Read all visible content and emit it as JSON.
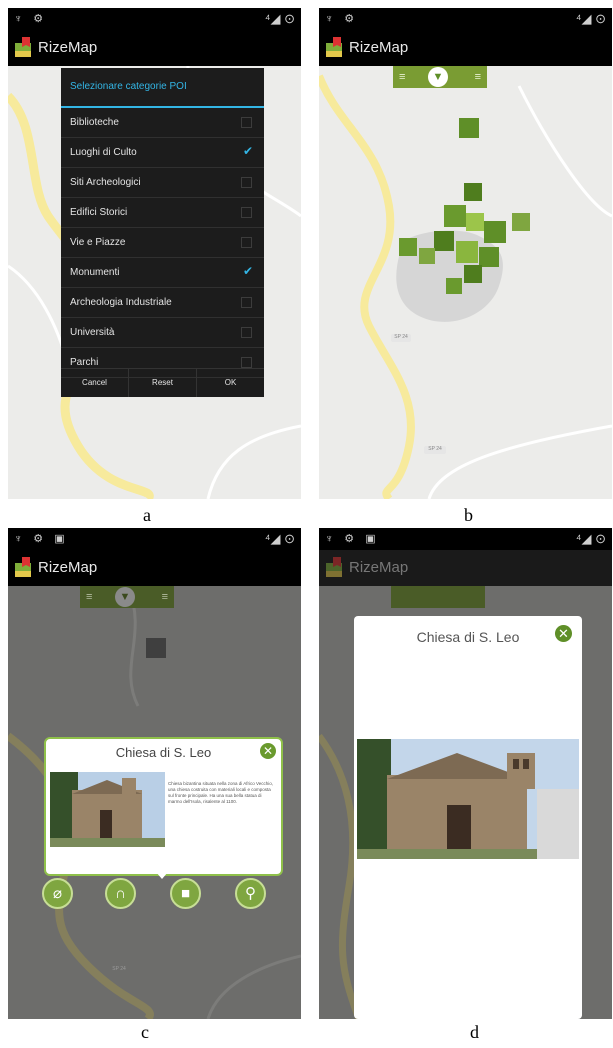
{
  "app": {
    "title": "RizeMap",
    "statusbar_left_a": "♆ ⚙",
    "statusbar_left_c": "♆ ⚙ ▣",
    "statusbar_right": "⁴◢ ⊙"
  },
  "panel_a": {
    "caption": "a",
    "dialog_title": "Selezionare categorie POI",
    "categories": [
      {
        "label": "Biblioteche",
        "checked": false
      },
      {
        "label": "Luoghi di Culto",
        "checked": true
      },
      {
        "label": "Siti Archeologici",
        "checked": false
      },
      {
        "label": "Edifici Storici",
        "checked": false
      },
      {
        "label": "Vie e Piazze",
        "checked": false
      },
      {
        "label": "Monumenti",
        "checked": true
      },
      {
        "label": "Archeologia Industriale",
        "checked": false
      },
      {
        "label": "Università",
        "checked": false
      },
      {
        "label": "Parchi",
        "checked": false
      }
    ],
    "buttons": {
      "cancel": "Cancel",
      "reset": "Reset",
      "ok": "OK"
    }
  },
  "panel_b": {
    "caption": "b",
    "road_label_1": "SP 24",
    "road_label_2": "SP 24"
  },
  "panel_c": {
    "caption": "c",
    "popup_title": "Chiesa di S. Leo",
    "popup_description": "Chiesa bizantina situata nella zona di Africo Vecchio, una chiesa costruita con materiali locali e composta sul fronte principale. Ha una sua bella statua di marmo dell'Isola, risalente al 1100.",
    "road_label": "SP 24",
    "buttons": [
      "paperclip-icon",
      "headphones-icon",
      "video-camera-icon",
      "magnifier-icon"
    ]
  },
  "panel_d": {
    "caption": "d",
    "card_title": "Chiesa di S. Leo"
  },
  "colors": {
    "accent_blue": "#33b5e5",
    "poi_green": "#5f8f28",
    "road_yellow": "#f7ea9c",
    "map_gray": "#ececea",
    "dim_overlay": "rgba(0,0,0,0.55)"
  }
}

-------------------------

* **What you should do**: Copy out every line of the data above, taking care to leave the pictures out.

* **Output below**:
Read all visible content and emit it as JSON.
{
  "app": {
    "title": "RizeMap",
    "statusbar_left_a": "♆ ⚙",
    "statusbar_left_c": "♆ ⚙ ▣",
    "statusbar_right": "⁴◢ ⊙"
  },
  "panel_a": {
    "caption": "a",
    "dialog_title": "Selezionare categorie POI",
    "categories": [
      {
        "label": "Biblioteche",
        "checked": false
      },
      {
        "label": "Luoghi di Culto",
        "checked": true
      },
      {
        "label": "Siti Archeologici",
        "checked": false
      },
      {
        "label": "Edifici Storici",
        "checked": false
      },
      {
        "label": "Vie e Piazze",
        "checked": false
      },
      {
        "label": "Monumenti",
        "checked": true
      },
      {
        "label": "Archeologia Industriale",
        "checked": false
      },
      {
        "label": "Università",
        "checked": false
      },
      {
        "label": "Parchi",
        "checked": false
      }
    ],
    "buttons": {
      "cancel": "Cancel",
      "reset": "Reset",
      "ok": "OK"
    }
  },
  "panel_b": {
    "caption": "b",
    "road_label_1": "SP 24",
    "road_label_2": "SP 24"
  },
  "panel_c": {
    "caption": "c",
    "popup_title": "Chiesa di S. Leo",
    "popup_description": "Chiesa bizantina situata nella zona di Africo Vecchio, una chiesa costruita con materiali locali e composta sul fronte principale. Ha una sua bella statua di marmo dell'Isola, risalente al 1100.",
    "road_label": "SP 24",
    "buttons": [
      "paperclip-icon",
      "headphones-icon",
      "video-camera-icon",
      "magnifier-icon"
    ]
  },
  "panel_d": {
    "caption": "d",
    "card_title": "Chiesa di S. Leo"
  },
  "colors": {
    "accent_blue": "#33b5e5",
    "poi_green": "#5f8f28",
    "road_yellow": "#f7ea9c",
    "map_gray": "#ececea",
    "dim_overlay": "rgba(0,0,0,0.55)"
  }
}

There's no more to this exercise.